- Opening Delimiter -

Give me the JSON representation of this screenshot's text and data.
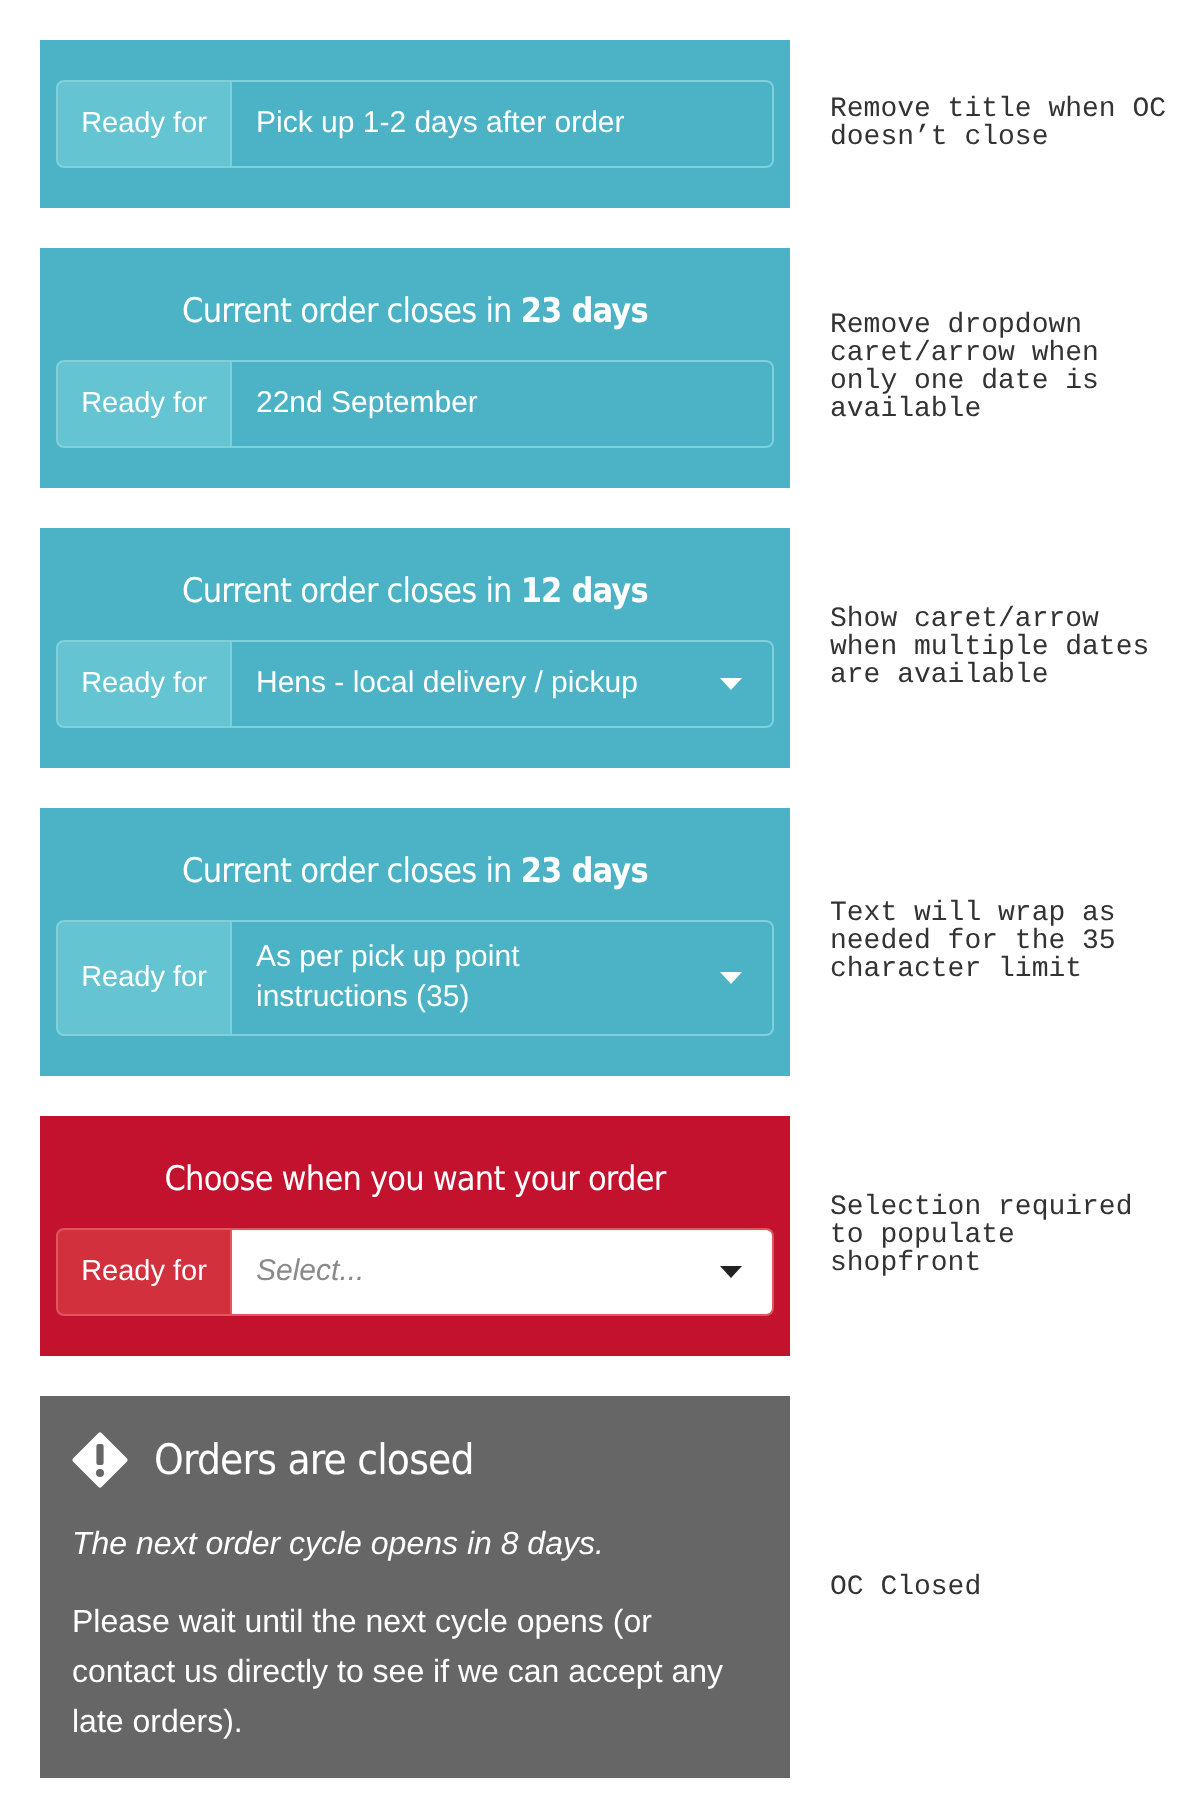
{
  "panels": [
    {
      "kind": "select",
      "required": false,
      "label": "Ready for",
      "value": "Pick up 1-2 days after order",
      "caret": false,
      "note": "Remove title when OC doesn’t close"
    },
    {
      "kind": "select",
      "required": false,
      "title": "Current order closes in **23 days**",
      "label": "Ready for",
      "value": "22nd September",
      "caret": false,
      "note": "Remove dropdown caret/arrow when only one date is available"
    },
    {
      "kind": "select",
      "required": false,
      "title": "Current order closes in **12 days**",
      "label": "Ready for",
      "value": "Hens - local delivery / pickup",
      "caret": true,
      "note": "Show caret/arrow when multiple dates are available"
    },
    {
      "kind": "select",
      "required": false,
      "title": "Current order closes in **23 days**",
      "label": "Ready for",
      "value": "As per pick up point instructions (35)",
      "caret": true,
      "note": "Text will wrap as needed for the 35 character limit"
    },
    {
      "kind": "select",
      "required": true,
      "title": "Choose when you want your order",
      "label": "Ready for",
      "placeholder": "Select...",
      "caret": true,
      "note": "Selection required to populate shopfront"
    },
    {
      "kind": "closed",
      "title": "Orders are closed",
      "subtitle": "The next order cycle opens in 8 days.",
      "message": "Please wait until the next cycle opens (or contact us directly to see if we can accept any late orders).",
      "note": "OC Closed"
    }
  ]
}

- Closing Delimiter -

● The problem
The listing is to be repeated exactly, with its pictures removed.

● Written solution
Give me the JSON representation of this screenshot's text and data.
{
  "panels": [
    {
      "kind": "select",
      "required": false,
      "label": "Ready for",
      "value": "Pick up 1-2 days after order",
      "caret": false,
      "note": "Remove title when OC doesn’t close"
    },
    {
      "kind": "select",
      "required": false,
      "title": "Current order closes in **23 days**",
      "label": "Ready for",
      "value": "22nd September",
      "caret": false,
      "note": "Remove dropdown caret/arrow when only one date is available"
    },
    {
      "kind": "select",
      "required": false,
      "title": "Current order closes in **12 days**",
      "label": "Ready for",
      "value": "Hens - local delivery / pickup",
      "caret": true,
      "note": "Show caret/arrow when multiple dates are available"
    },
    {
      "kind": "select",
      "required": false,
      "title": "Current order closes in **23 days**",
      "label": "Ready for",
      "value": "As per pick up point instructions (35)",
      "caret": true,
      "note": "Text will wrap as needed for the 35 character limit"
    },
    {
      "kind": "select",
      "required": true,
      "title": "Choose when you want your order",
      "label": "Ready for",
      "placeholder": "Select...",
      "caret": true,
      "note": "Selection required to populate shopfront"
    },
    {
      "kind": "closed",
      "title": "Orders are closed",
      "subtitle": "The next order cycle opens in 8 days.",
      "message": "Please wait until the next cycle opens (or contact us directly to see if we can accept any late orders).",
      "note": "OC Closed"
    }
  ]
}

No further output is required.